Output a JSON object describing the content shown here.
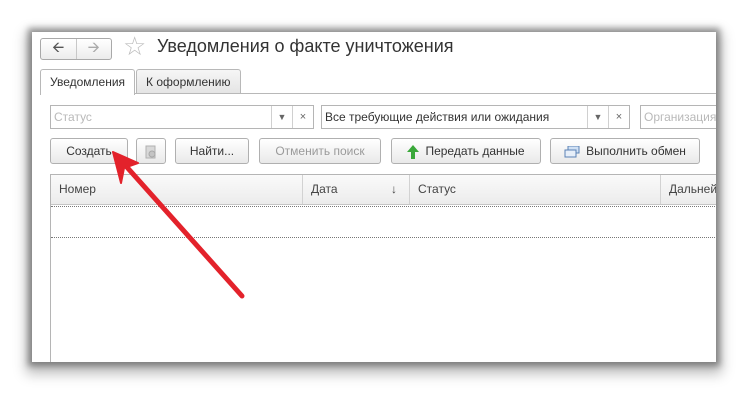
{
  "window": {
    "title": "Уведомления о факте уничтожения",
    "nav": {
      "back_icon": "arrow-left-icon",
      "forward_icon": "arrow-right-icon"
    },
    "favorite_icon": "star-icon"
  },
  "tabs": [
    {
      "label": "Уведомления",
      "active": true
    },
    {
      "label": "К оформлению",
      "active": false
    }
  ],
  "filters": {
    "status": {
      "placeholder": "Статус",
      "value": ""
    },
    "actions": {
      "value": "Все требующие действия или ожидания"
    },
    "organization": {
      "placeholder": "Организация",
      "value": ""
    }
  },
  "toolbar": {
    "create_label": "Создать",
    "find_label": "Найти...",
    "cancel_search_label": "Отменить поиск",
    "send_data_label": "Передать данные",
    "exchange_label": "Выполнить обмен"
  },
  "table": {
    "columns": [
      "Номер",
      "Дата",
      "Статус",
      "Дальней"
    ],
    "sort_column": "Дата",
    "sort_direction": "descending",
    "rows": []
  },
  "colors": {
    "annotation_arrow": "#e3222b",
    "send_icon": "#3aa83a"
  }
}
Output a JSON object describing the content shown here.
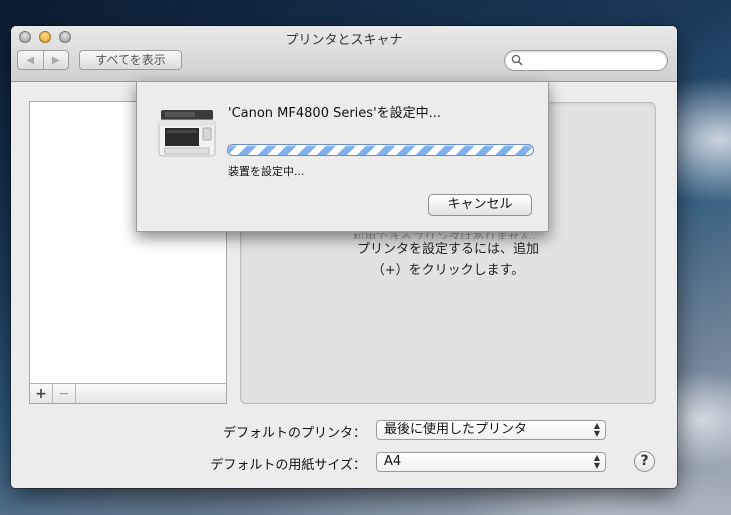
{
  "window": {
    "title": "プリンタとスキャナ",
    "nav_back": "◀",
    "nav_forward": "▶",
    "show_all_label": "すべてを表示",
    "search_placeholder": "",
    "search_value": ""
  },
  "printer_list": {
    "add_label": "+",
    "remove_label": "−"
  },
  "detail": {
    "partial_line": "利用できるプリンタはありません。",
    "line1": "プリンタを設定するには、追加",
    "line2": "（+）をクリックします。"
  },
  "defaults": {
    "printer_label": "デフォルトのプリンタ：",
    "printer_value": "最後に使用したプリンタ",
    "paper_label": "デフォルトの用紙サイズ：",
    "paper_value": "A4",
    "help_label": "?"
  },
  "sheet": {
    "title": "'Canon MF4800 Series'を設定中...",
    "status": "装置を設定中...",
    "cancel_label": "キャンセル",
    "progress": "indeterminate"
  },
  "icons": {
    "search": "search-icon",
    "printer": "printer-icon",
    "help": "help-icon"
  }
}
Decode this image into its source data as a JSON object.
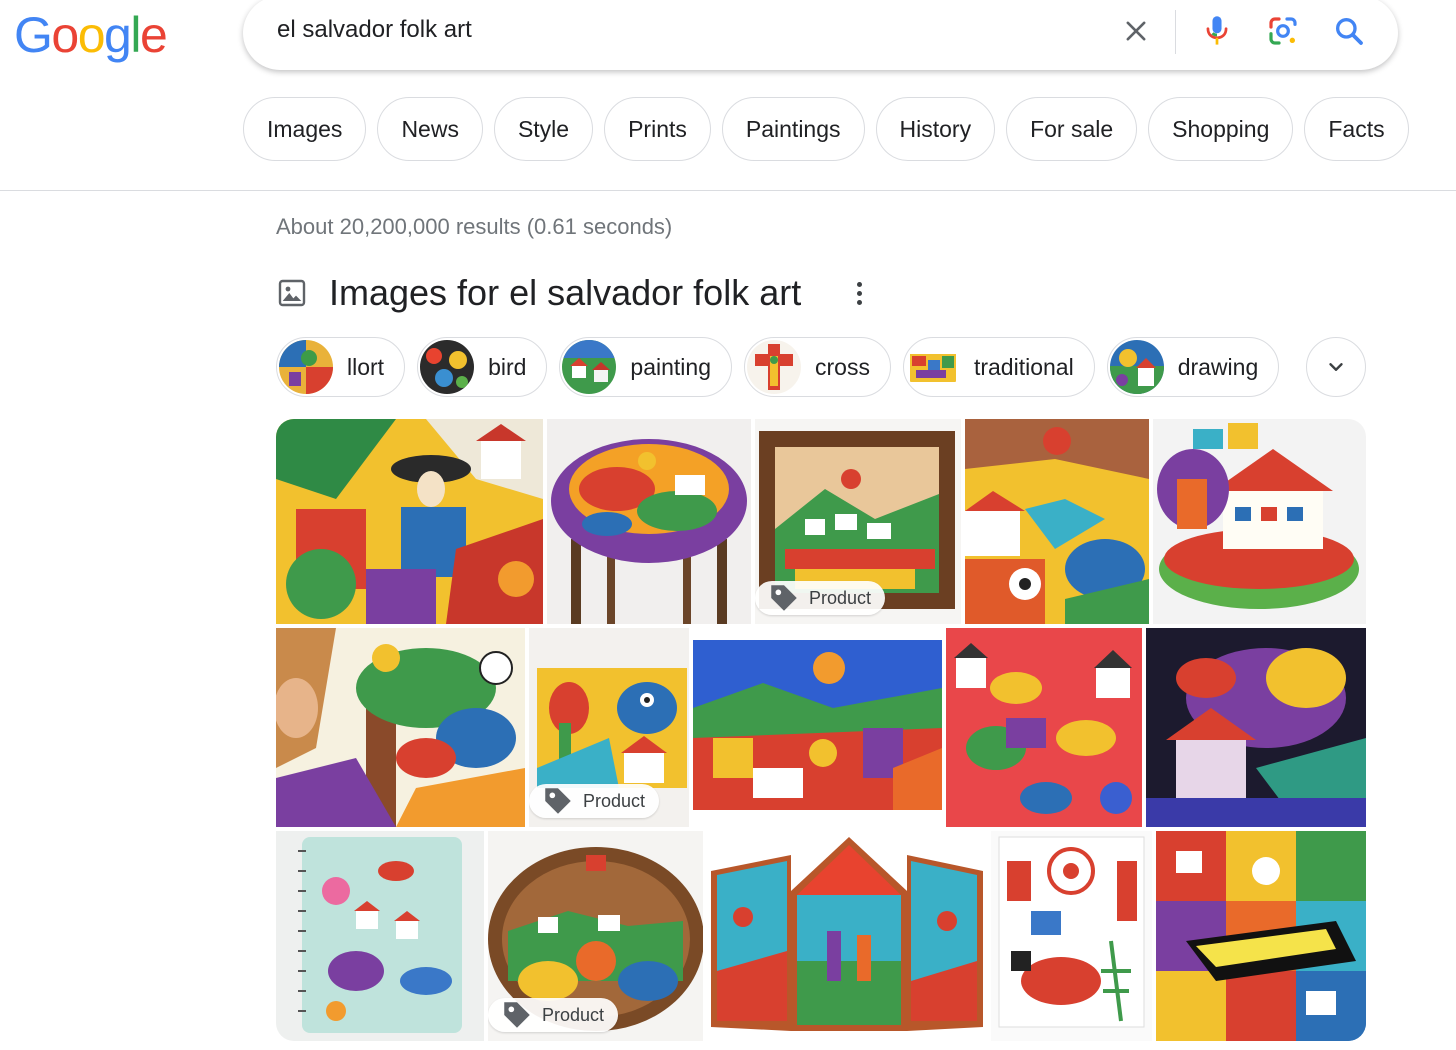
{
  "logo": {
    "text": "Google",
    "letters": [
      "G",
      "o",
      "o",
      "g",
      "l",
      "e"
    ],
    "colors": [
      "#4285F4",
      "#EA4335",
      "#FBBC05",
      "#4285F4",
      "#34A853",
      "#EA4335"
    ]
  },
  "search": {
    "query": "el salvador folk art"
  },
  "filters": [
    "Images",
    "News",
    "Style",
    "Prints",
    "Paintings",
    "History",
    "For sale",
    "Shopping",
    "Facts"
  ],
  "stats": "About 20,200,000 results (0.61 seconds)",
  "images_section": {
    "title": "Images for el salvador folk art",
    "chips": [
      "llort",
      "bird",
      "painting",
      "cross",
      "traditional",
      "drawing"
    ],
    "product_label": "Product"
  },
  "colors": {
    "accent_blue": "#1a73e8",
    "border": "#dadce0",
    "muted": "#70757a"
  }
}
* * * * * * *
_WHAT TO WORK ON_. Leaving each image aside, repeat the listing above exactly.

_RESULT FOR THIS TASK_.
Output a JSON object describing the content shown here.
{
  "window": {
    "title": "Уведомления о факте уничтожения",
    "nav": {
      "back_icon": "arrow-left-icon",
      "forward_icon": "arrow-right-icon"
    },
    "favorite_icon": "star-icon"
  },
  "tabs": [
    {
      "label": "Уведомления",
      "active": true
    },
    {
      "label": "К оформлению",
      "active": false
    }
  ],
  "filters": {
    "status": {
      "placeholder": "Статус",
      "value": ""
    },
    "actions": {
      "value": "Все требующие действия или ожидания"
    },
    "organization": {
      "placeholder": "Организация",
      "value": ""
    }
  },
  "toolbar": {
    "create_label": "Создать",
    "find_label": "Найти...",
    "cancel_search_label": "Отменить поиск",
    "send_data_label": "Передать данные",
    "exchange_label": "Выполнить обмен"
  },
  "table": {
    "columns": [
      "Номер",
      "Дата",
      "Статус",
      "Дальней"
    ],
    "sort_column": "Дата",
    "sort_direction": "descending",
    "rows": []
  },
  "colors": {
    "annotation_arrow": "#e3222b",
    "send_icon": "#3aa83a"
  }
}
Output a JSON object describing the content shown here.
{
  "window": {
    "title": "プリンタとスキャナ",
    "nav_back": "◀",
    "nav_forward": "▶",
    "show_all_label": "すべてを表示",
    "search_placeholder": "",
    "search_value": ""
  },
  "printer_list": {
    "add_label": "+",
    "remove_label": "−"
  },
  "detail": {
    "partial_line": "利用できるプリンタはありません。",
    "line1": "プリンタを設定するには、追加",
    "line2": "（+）をクリックします。"
  },
  "defaults": {
    "printer_label": "デフォルトのプリンタ：",
    "printer_value": "最後に使用したプリンタ",
    "paper_label": "デフォルトの用紙サイズ：",
    "paper_value": "A4",
    "help_label": "?"
  },
  "sheet": {
    "title": "'Canon MF4800 Series'を設定中...",
    "status": "装置を設定中...",
    "cancel_label": "キャンセル",
    "progress": "indeterminate"
  },
  "icons": {
    "search": "search-icon",
    "printer": "printer-icon",
    "help": "help-icon"
  }
}
Decode this image into its source data as a JSON object.
{
  "logo": {
    "text": "Google",
    "letters": [
      "G",
      "o",
      "o",
      "g",
      "l",
      "e"
    ],
    "colors": [
      "#4285F4",
      "#EA4335",
      "#FBBC05",
      "#4285F4",
      "#34A853",
      "#EA4335"
    ]
  },
  "search": {
    "query": "el salvador folk art"
  },
  "filters": [
    "Images",
    "News",
    "Style",
    "Prints",
    "Paintings",
    "History",
    "For sale",
    "Shopping",
    "Facts"
  ],
  "stats": "About 20,200,000 results (0.61 seconds)",
  "images_section": {
    "title": "Images for el salvador folk art",
    "chips": [
      "llort",
      "bird",
      "painting",
      "cross",
      "traditional",
      "drawing"
    ],
    "product_label": "Product"
  },
  "colors": {
    "accent_blue": "#1a73e8",
    "border": "#dadce0",
    "muted": "#70757a"
  }
}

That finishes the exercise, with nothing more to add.